Ultimately, Phillips said a sum of $150,000-$175,000 would be more reasonable, though she believed that Federline should have to foot at least part of the bill himself, pointing out that he'd recently listed expenses of $20,000 for jewelry, and handed out a $2,000 tip for a $365 bar bill.
"This is not a normal case," Kaplan countered, citing the monitored visitation, conservatorship and frequent emergency hearings as factors making this particular custody battle more complex than most, requiring more time on his part, as well as the hiring of associate Jim Simon. Citing a family-law code that supports a level playing field, Kaplan argued that since Spears was spending between $800,000-$900,000 on her own lawyers' expenses, Federline should be able to spend an equal amount, especially when he was trying to protect the children from what Kaplan described as "a dangerous situation."

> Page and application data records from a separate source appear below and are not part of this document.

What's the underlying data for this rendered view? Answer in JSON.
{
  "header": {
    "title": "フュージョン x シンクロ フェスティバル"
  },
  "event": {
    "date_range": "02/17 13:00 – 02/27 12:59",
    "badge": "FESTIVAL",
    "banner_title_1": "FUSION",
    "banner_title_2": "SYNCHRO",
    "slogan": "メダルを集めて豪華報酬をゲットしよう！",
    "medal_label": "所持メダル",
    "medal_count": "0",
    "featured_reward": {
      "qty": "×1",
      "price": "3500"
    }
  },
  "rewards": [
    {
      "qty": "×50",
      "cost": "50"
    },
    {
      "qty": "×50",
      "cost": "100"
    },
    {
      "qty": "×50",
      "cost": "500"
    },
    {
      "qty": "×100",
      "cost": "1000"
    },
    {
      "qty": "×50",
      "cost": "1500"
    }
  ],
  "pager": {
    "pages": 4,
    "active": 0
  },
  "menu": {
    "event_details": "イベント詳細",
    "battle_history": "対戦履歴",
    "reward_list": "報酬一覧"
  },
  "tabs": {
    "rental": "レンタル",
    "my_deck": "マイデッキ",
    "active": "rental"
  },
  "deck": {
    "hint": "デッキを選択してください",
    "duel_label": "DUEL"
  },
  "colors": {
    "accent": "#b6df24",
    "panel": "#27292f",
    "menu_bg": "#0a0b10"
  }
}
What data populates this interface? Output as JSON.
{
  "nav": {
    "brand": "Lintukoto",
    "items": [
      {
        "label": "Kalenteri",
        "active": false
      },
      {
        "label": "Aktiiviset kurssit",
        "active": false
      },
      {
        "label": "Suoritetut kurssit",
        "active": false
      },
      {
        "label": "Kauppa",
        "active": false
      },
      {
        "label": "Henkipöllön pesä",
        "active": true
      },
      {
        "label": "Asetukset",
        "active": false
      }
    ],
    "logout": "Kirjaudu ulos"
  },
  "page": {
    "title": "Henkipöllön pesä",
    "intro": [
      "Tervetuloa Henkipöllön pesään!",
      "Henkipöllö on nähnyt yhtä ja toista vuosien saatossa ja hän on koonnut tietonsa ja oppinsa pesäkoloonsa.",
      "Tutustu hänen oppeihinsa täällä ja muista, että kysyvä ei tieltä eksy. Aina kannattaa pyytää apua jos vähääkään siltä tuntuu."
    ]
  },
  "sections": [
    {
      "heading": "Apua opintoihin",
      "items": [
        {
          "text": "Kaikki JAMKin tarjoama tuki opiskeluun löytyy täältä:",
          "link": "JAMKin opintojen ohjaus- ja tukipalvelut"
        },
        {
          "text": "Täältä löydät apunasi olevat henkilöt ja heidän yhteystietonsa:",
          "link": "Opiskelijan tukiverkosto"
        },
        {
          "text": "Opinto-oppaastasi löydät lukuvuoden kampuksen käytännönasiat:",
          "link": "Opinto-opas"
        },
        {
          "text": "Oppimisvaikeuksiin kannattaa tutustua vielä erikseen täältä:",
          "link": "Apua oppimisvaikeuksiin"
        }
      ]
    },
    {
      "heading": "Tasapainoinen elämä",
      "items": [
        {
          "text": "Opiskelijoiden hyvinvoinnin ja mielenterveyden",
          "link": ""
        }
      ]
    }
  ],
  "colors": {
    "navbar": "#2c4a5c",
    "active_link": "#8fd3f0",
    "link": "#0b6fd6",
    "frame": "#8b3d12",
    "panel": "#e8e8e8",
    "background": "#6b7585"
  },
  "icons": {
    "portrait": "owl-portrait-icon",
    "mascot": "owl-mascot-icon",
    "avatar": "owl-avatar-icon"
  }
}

Phillips also tried — unsuccessfully — to get more visitation rights for the pop star in a closed session. "There's no change in the existing order," Parachini said. "It's a work in progress, but it's status quo on visitation." However, Kaplan predicted that this would change in the future and the opposing sides would become "more collaborative" in the future. Another good sign for Britney was that Federline and his former father-in-law were quite friendly, chatting for about 15 minutes before the hearing started.
Commissioner Gordon took the fee dispute under advisement but did not rule on the matter during the hearing on Monday. "It's not clear when he'll be ruling, but if I were a betting man, I would say not today," Parachini said.
Separate hearings were also set in the family and probate courts to discuss psychological and medical evaluations of the embattled pop star and how they will affect her ability to be a mom and make financial decisions, respectively. The family court hearing is set for May 6, while the probate court hearing will be on May 29.
[This story was originally published at 6:26 p.m. E.T. on 3.10.2008]